Comcast vs. Amazon for Philly Tech Talent

Tonight, both companies go head-to-head.

There’s a talent war going on in Philadelphia. Last week, Technically Philly reported that Amazon was coming to town for a three-day recruiting fest at the Loews Hotel in Center City. The Seattle-based online retail giant is offering immigration assistance and a “comprehensive relocation package,” to potential employees, Technically reported. It’s holding an invite-only party tonight and will be in town until Friday.

But after Comcast learned about the Amazon recruiting event, it decided to hold its own invite-only event at the Loews bar during happy hour. It invited contacts at Aramark, local tech companies and industry groups. Although positioned as a celebration of the local tech scene, Comcast spokesman John Demming confirmed that the company will be recruiting at the event.

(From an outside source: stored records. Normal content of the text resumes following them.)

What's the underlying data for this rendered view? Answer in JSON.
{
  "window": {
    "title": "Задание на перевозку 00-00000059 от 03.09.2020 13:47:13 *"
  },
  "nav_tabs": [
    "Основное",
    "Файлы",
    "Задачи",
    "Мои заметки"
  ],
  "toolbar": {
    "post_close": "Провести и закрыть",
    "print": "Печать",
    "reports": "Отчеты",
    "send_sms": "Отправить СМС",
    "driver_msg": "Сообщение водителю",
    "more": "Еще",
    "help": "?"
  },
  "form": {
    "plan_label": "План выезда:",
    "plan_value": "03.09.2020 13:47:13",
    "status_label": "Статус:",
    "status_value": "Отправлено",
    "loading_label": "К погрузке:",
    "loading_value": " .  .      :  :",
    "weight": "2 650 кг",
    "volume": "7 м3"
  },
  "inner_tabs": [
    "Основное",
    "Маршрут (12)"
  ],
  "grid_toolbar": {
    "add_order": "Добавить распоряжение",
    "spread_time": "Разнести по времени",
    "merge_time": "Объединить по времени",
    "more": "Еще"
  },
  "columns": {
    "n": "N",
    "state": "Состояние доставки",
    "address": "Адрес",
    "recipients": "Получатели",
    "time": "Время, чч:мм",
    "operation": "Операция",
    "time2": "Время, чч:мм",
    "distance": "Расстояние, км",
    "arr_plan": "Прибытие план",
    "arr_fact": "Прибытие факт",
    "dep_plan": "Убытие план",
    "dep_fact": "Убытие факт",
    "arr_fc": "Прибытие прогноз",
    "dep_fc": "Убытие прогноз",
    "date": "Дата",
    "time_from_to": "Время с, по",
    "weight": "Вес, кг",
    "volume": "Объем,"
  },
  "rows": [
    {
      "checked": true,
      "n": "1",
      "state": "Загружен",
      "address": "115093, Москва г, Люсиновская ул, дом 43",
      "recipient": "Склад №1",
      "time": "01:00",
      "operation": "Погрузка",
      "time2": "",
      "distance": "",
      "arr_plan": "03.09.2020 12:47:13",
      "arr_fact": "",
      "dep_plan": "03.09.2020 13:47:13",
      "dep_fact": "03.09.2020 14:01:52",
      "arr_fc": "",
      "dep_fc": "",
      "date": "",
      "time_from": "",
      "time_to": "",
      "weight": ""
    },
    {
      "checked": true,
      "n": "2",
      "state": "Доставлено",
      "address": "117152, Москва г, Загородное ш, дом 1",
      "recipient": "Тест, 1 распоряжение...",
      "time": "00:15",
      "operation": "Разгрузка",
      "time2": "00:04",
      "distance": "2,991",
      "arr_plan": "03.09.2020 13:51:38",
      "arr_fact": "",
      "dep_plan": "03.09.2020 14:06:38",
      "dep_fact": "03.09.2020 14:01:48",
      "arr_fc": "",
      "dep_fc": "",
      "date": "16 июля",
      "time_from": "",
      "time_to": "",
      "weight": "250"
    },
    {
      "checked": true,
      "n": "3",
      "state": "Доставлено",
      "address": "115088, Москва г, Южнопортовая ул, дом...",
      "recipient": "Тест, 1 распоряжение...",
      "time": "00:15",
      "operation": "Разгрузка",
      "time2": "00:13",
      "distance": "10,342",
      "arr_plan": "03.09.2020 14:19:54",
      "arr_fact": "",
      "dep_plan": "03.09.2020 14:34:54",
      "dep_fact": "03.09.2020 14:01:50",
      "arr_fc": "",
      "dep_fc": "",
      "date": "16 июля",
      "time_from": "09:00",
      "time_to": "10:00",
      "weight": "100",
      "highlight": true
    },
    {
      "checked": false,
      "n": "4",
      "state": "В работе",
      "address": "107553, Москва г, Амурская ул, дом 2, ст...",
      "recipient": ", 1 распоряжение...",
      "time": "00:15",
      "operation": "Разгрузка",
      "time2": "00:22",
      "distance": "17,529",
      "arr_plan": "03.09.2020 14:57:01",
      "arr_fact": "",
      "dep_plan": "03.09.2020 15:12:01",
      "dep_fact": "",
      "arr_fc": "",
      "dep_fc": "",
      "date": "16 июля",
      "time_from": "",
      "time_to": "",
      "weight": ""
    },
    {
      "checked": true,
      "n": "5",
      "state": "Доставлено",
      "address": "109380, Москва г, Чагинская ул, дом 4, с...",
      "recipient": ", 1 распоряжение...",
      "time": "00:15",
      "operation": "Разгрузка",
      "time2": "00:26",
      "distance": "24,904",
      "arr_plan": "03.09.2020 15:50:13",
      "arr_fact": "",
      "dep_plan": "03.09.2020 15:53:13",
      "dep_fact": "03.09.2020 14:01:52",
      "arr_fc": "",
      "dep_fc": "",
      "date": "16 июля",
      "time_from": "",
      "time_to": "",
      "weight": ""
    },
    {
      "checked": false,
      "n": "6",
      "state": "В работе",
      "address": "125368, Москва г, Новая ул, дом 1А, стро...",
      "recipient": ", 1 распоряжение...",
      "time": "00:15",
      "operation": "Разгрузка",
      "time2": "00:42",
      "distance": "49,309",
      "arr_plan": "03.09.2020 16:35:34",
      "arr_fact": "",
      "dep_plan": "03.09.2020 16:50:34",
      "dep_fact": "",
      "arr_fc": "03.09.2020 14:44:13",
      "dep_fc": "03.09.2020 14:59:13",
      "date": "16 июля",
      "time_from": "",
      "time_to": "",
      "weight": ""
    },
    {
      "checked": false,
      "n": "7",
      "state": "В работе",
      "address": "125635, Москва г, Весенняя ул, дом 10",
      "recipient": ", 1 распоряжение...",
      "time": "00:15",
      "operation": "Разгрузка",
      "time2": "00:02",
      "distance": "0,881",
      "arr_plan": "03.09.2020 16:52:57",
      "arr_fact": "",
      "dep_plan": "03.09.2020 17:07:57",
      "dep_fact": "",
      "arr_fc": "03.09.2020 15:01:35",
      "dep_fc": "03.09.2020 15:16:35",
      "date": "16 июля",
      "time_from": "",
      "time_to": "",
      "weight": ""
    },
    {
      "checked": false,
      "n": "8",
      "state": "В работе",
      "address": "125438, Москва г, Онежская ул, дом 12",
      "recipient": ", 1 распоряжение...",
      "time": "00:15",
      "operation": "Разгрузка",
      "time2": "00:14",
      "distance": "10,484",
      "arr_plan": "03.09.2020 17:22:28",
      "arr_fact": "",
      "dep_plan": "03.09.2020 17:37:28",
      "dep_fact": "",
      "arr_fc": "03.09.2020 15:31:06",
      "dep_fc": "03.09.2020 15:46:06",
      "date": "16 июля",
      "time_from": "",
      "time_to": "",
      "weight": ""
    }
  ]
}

“Philadelphia is a great city for top tech talent,” said Demming. “The whole goal of the event is to celebrate the tech community and enable the tech community to network and recruit.”

Perhaps it’s a response to Amazon inviting “a handful” of Comcast employees to its event, a source close to the situation told me. That comes while Comcast is in major growth mode and constructing a new skyscraper where it hopes to focus on innovation.

There’s little doubt that recruiting in the tech world is fierce these days, and that companies are taking notice of Philly’s rich pool of tech talent.

Patrick Baynes, co-founder of PeopleLinx and GameTimeUpdates, told me he’s not surprised that the two companies are recruiting heavily in Philly. (He wasn’t invited to either recruiting event, but wanted to offer some insight.)

“Recruiting tech talent for any company is tough. The best candidates are usually scarce, employed and expensive,” said Baynes. “For juggernauts like Amazon and Comcast, it shouldn’t be too hard to find a pool of techies in Philly ready for a leap in salary and career stability. Most of the visible tech companies in Philly are startups and don’t hire at their scale or with their pay grade.”